So don’t think by hanging in there you’re making some sort of statement to fulfil the righteous requirements on marital status. You’re wrong. Only the hypocrites buy it. Right before asking you to meet them in their hotel suite.

So just do it!

The judicial system is fucked up but a good lawyer can get you a statutory divorce within a year. And you can get custody of the children if you’re married under the Matrimonial Causes Act.

Its only under some customary laws that women are denied custody and those laws can and should be challenged. If you want to get out of a bad marriage do a bit of research. Find out what applies in your case. Speak to a lawyer.

Just do it.

And mean it. Get out of that relationship.

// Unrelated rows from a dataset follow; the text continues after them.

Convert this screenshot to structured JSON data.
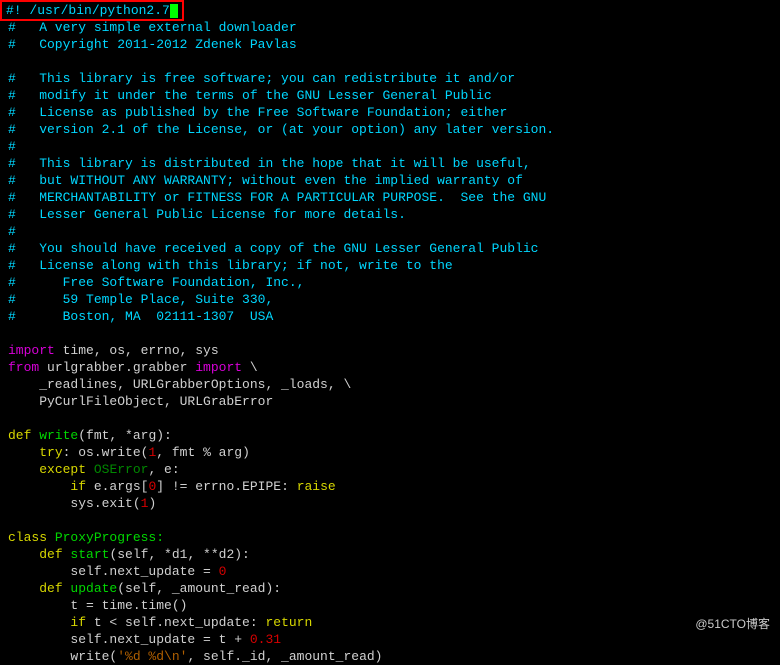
{
  "shebang": "#! /usr/bin/python2.7",
  "comments": [
    "#   A very simple external downloader",
    "#   Copyright 2011-2012 Zdenek Pavlas",
    "",
    "#   This library is free software; you can redistribute it and/or",
    "#   modify it under the terms of the GNU Lesser General Public",
    "#   License as published by the Free Software Foundation; either",
    "#   version 2.1 of the License, or (at your option) any later version.",
    "#",
    "#   This library is distributed in the hope that it will be useful,",
    "#   but WITHOUT ANY WARRANTY; without even the implied warranty of",
    "#   MERCHANTABILITY or FITNESS FOR A PARTICULAR PURPOSE.  See the GNU",
    "#   Lesser General Public License for more details.",
    "#",
    "#   You should have received a copy of the GNU Lesser General Public",
    "#   License along with this library; if not, write to the ",
    "#      Free Software Foundation, Inc., ",
    "#      59 Temple Place, Suite 330, ",
    "#      Boston, MA  02111-1307  USA"
  ],
  "import_kw": "import",
  "from_kw": "from",
  "import_line1_rest": " time, os, errno, sys",
  "from_part": " urlgrabber.grabber ",
  "import_part": " \\",
  "import_cont1": "    _readlines, URLGrabberOptions, _loads, \\",
  "import_cont2": "    PyCurlFileObject, URLGrabError",
  "def_kw": "def",
  "class_kw": "class",
  "try_kw": "try",
  "except_kw": "except",
  "if_kw": "if",
  "raise_kw": "raise",
  "return_kw": "return",
  "write_sig_name": " write",
  "write_sig_params_open": "(",
  "write_sig_params": "fmt, *arg",
  "write_sig_close": "):",
  "try_colon": ": ",
  "os_write": "os.write(",
  "num1": "1",
  "fmt_arg": ", fmt % arg)",
  "except_space": " ",
  "oserror": "OSError",
  "except_e": ", e:",
  "if_indent": "        ",
  "e_args": " e.args[",
  "zero": "0",
  "ne_epipe": "] != errno.EPIPE: ",
  "sys_exit": "        sys.exit(",
  "one": "1",
  "close_paren": ")",
  "class_name": " ProxyProgress:",
  "def_start_name": " start",
  "start_params": "(self, *d1, **d2):",
  "next_update_eq": "        self.next_update = ",
  "zero2": "0",
  "def_update_name": " update",
  "update_params": "(self, _amount_read):",
  "t_time": "        t = time.time()",
  "if_t": "        ",
  "t_lt": " t < self.next_update: ",
  "next_update_t": "        self.next_update = t + ",
  "val031": "0.31",
  "write_call": "        write(",
  "fmt_str": "'%d %d\\n'",
  "write_args": ", self._id, _amount_read)",
  "watermark": "@51CTO博客"
}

Take custody of the children if in their best interest or secure your visitation and access rights if that’s appropriate. Get some maintenance money. Or a settlement. Go start a new life.

Its not going to get better. He’s not going to change. And if he does I guess he’ll come looking for you and the kids anyway. Right? If he’s collecting your pay check and still putting the family into debt. Step.

Just do it okay?

If he’s running you like his own personal beast of burden. Step. If he’s more interested in using the family income to buy an iphone than pay for school, healthcare and rent. Step. Especially if most of that income is coming from you.

You have one leg up on the sisters that are indigent or unemployed. You have earning capacity. If you’re paying the family bills while living with your husband you can likewise pay them without him.

He’s a bum and he’s living off you while you make noises about being a submissive wife. A lot of the time his family, his mother and his brother live off of you too. With your acquiescence and full cooperation. They’re not even kind.

Just do it!

Get out and file for that divorce. There is life after divorce. You may actually find the person for you. The person whose weirdness is compatible with your weirdness. If that’s too much for your religious comfort zone to handle you can be happy with only Jesus and the kids.

If you’re separated already you might as well go to court and make it nice and legal. That means settle who gets custody, who gets control, who pays school fees, maintenance and how much. Courts do decide custody and maintenance in separation petitions too. You’ll still be technically married.

Its not cool calling your lawyer only when you and your spouse disagree about custody or visitation or school fees or something and then abandon the matter till the next crisis. Take it to a court. Let a judge and the law decide it. Or take it to marital mediators.

Just do something.

While prayer and your personal religious faith values are important in your quest to turn your marital situation around you must do your part. You must make an informed decision and identify your objective.

Is it a lifetime of wrangling over custody, schools, travel arrangements? A court approved arrangement is no guarantee to a non acrimonious divorce or separation but the absence of one is a guarantee to disaster. Children of divorce have enough to deal with.

Just do it. Nike it.

Posted by MzAgams with WordPress for BlackBerry.